7. Supernatural Elements
Elements of the supernatural are another critical component of a Shakespearean tragedy. They contribute significantly to the aura of awe, wonder, and, occasionally, dread. Typically, supernatural elements are used to advance the storyline and advance the storey. Hamlet’s encounter with the ghost is critical in igniting internal conflict. The ghost informs Hamlet that his father has been murdered by his uncle Claudius and charges him with avenging him. Similarly, in Macbeth, the witches play a pivotal role in the plot. These witches are responsible for Macbeth resorting to murder in order to rise to Scotland’s throne.
8. Absence of Poetic Justice
Poetic Justice is a term that refers to a situation in which good is rewarded and evil is punished; it refers to a situation in which everything works out properly and justly. Shakespeare’s tragedies are devoid of poetic justice; rather, these works contain merely a semblance of justice. Shakespeare recognised that outside of fiction, poetic justice is an uncommon occurrence. Good deeds frequently go unrecognised, whereas immoral individuals frequently enjoy life to the fullest. The concept of “do good and have good” was regarded as outmoded during Shakespeare’s lifetime, which is why his tragedies lack poetic justice. Together with evil, good is crushed. Along with Claudius, Hamlet perishes.
9. Comic Relief
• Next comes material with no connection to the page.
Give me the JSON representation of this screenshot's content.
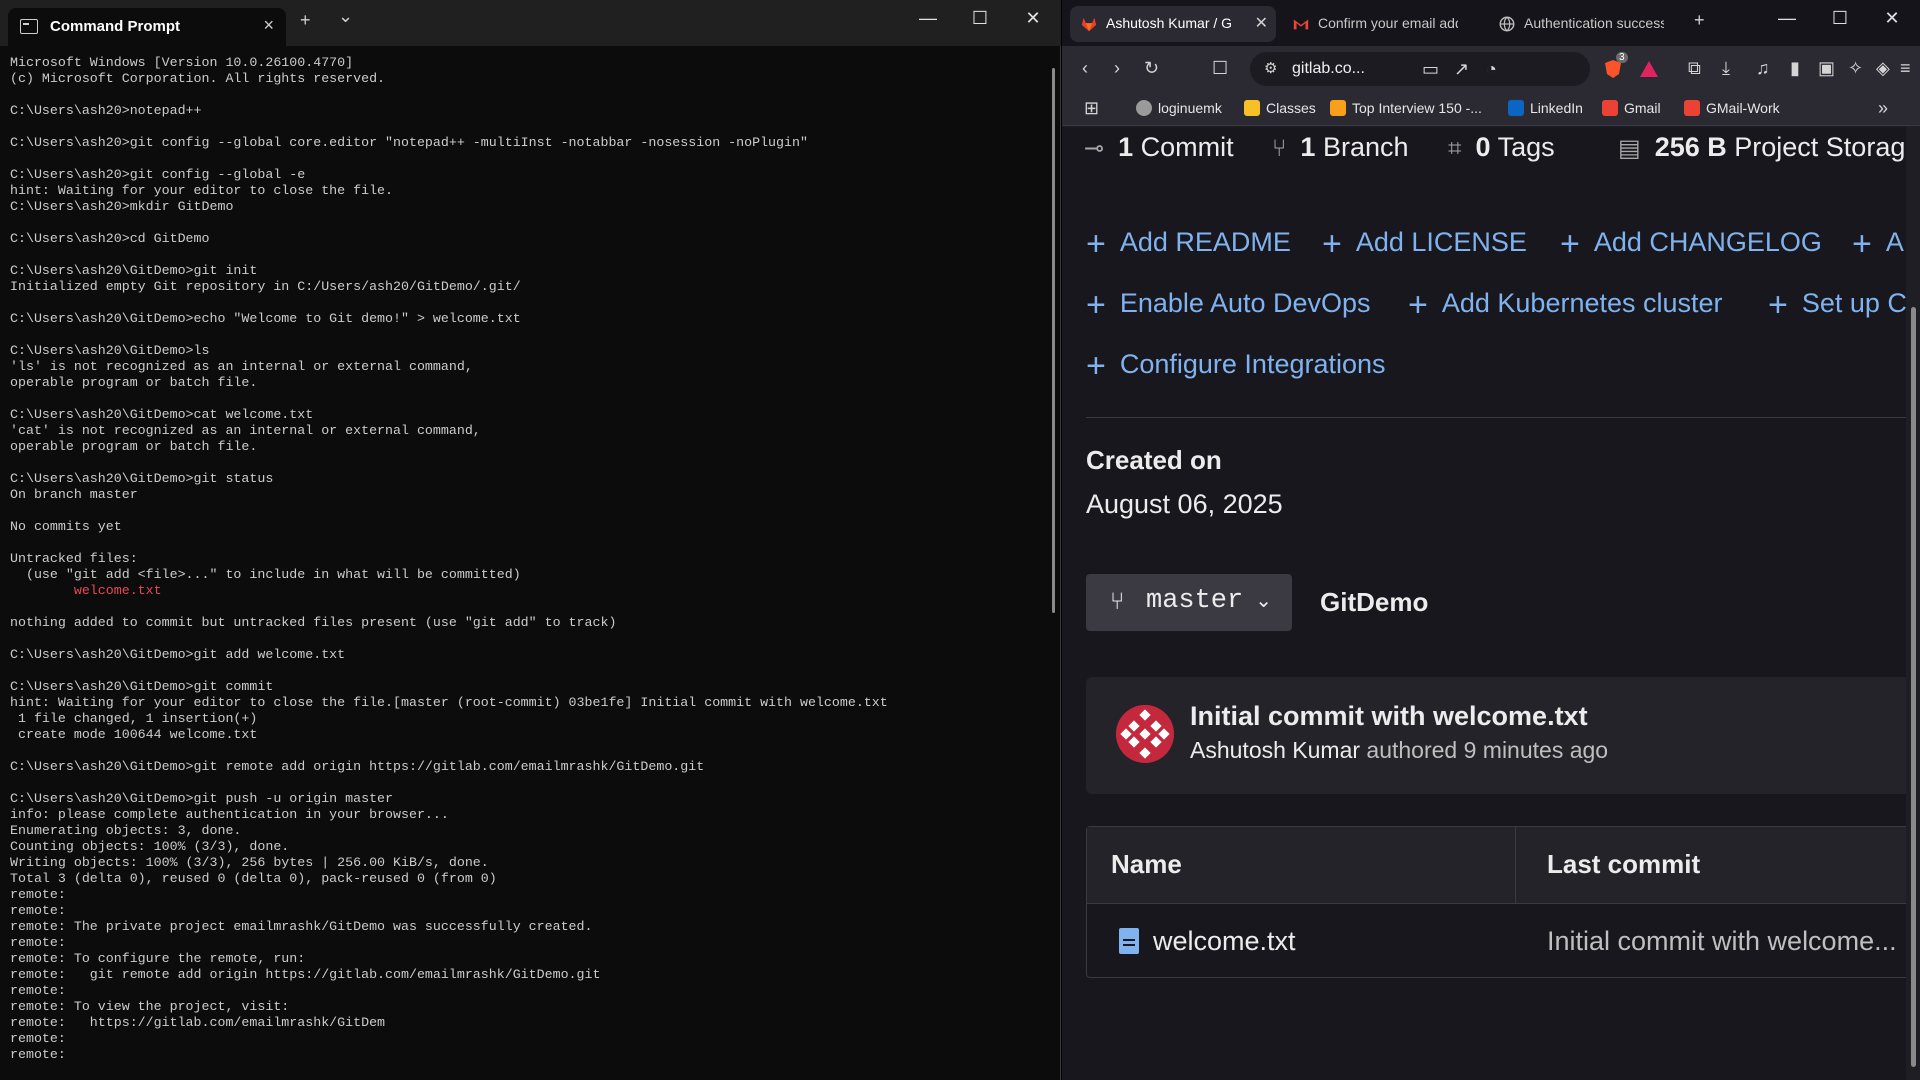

Our final critical component is levity. When it came to composing tragedies, Shakespeare did not follow his classical forefathers. Neither the Greeks nor the Romans used comic relief. Shakespeare, on the other hand, desired to ease the reader’s tension and lighten the mood on occasion. The gravedigger scene in Hamlet, the drunken port scene in Macbeth, and the fool in King Lear are just a few instances of comedic relief sequences.